So what does an “air management system” consist of? Basically, it controls the flow of air for all devices that require air to operate, called pneumatic devices. This consists of systems like air conditioning and anti-ice systems on the flight control surfaces. This is traditionally accomplished by diverting hot and pressurized air away from the compressor section of an engine, called “bleed air”, and distributed to wherever it is needed. However, there is a growing trend towards “bleedless systems” (see the last paragraph of an earlier post here) that eliminate the need for bleed air and replace it with engine-driven motors that power air pumps. As a result, less air is diverted away from the engines, increasing their efficiency and creating a simpler system. When asked about this growing trend, however, our Liebherr guides noted that the new Boeing and Airbus narrowbody aircraft, the 737MAX and A320NEO respectively, do not incorporate bleedless systems and thus the true advantage of the systems can be called into question. Nevertheless, their official 20-year forecast sees a significant decline in bleed air components.
Lastly, our group witnessed the heat exchanger production line, where Liebherr manufactures 6000 of them per year. The general shape is formed from the raw material, and afterwards it is sent through surface and heat treatments. Next, the product undergoes an inspection program with a water test to check for leaks and an ultrasonic tests to detect any defects in the material. Additional tests are carried out in altitude chambers to simulate operations in high-altitude and cold conditions and to verify the performance of the heat exchanger. Finally, the part goes through final assembly, is installed, and sent to the customer.

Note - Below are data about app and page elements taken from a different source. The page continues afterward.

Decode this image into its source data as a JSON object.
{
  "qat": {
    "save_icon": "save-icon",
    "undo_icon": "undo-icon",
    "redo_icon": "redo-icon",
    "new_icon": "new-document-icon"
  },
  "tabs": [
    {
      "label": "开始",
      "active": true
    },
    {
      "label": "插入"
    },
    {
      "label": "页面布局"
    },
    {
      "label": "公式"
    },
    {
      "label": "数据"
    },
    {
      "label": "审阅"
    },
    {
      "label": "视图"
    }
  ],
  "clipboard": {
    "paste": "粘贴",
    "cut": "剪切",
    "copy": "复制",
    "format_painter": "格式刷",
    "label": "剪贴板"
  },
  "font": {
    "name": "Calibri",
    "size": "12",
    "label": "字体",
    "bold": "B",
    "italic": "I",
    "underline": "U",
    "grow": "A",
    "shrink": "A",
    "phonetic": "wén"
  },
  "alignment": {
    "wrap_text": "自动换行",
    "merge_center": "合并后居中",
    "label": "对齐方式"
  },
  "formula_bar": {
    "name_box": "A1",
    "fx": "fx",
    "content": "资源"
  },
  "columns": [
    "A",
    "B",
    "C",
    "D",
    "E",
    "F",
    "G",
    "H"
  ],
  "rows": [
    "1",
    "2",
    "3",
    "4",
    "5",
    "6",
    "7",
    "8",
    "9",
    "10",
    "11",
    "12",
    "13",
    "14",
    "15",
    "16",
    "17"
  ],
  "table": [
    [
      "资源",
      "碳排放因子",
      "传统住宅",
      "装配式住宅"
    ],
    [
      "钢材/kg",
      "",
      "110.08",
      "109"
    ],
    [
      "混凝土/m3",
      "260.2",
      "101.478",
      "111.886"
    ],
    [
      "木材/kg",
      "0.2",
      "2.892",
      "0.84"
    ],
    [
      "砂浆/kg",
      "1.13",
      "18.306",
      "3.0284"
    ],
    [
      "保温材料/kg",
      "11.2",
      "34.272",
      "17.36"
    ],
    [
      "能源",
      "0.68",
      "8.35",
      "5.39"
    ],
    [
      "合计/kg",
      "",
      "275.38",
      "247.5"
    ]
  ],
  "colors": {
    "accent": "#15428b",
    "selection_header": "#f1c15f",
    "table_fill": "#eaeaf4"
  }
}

The last post of this series will give a summary of my visits to Safran Herakles and ATR. Keep a look out for it soon!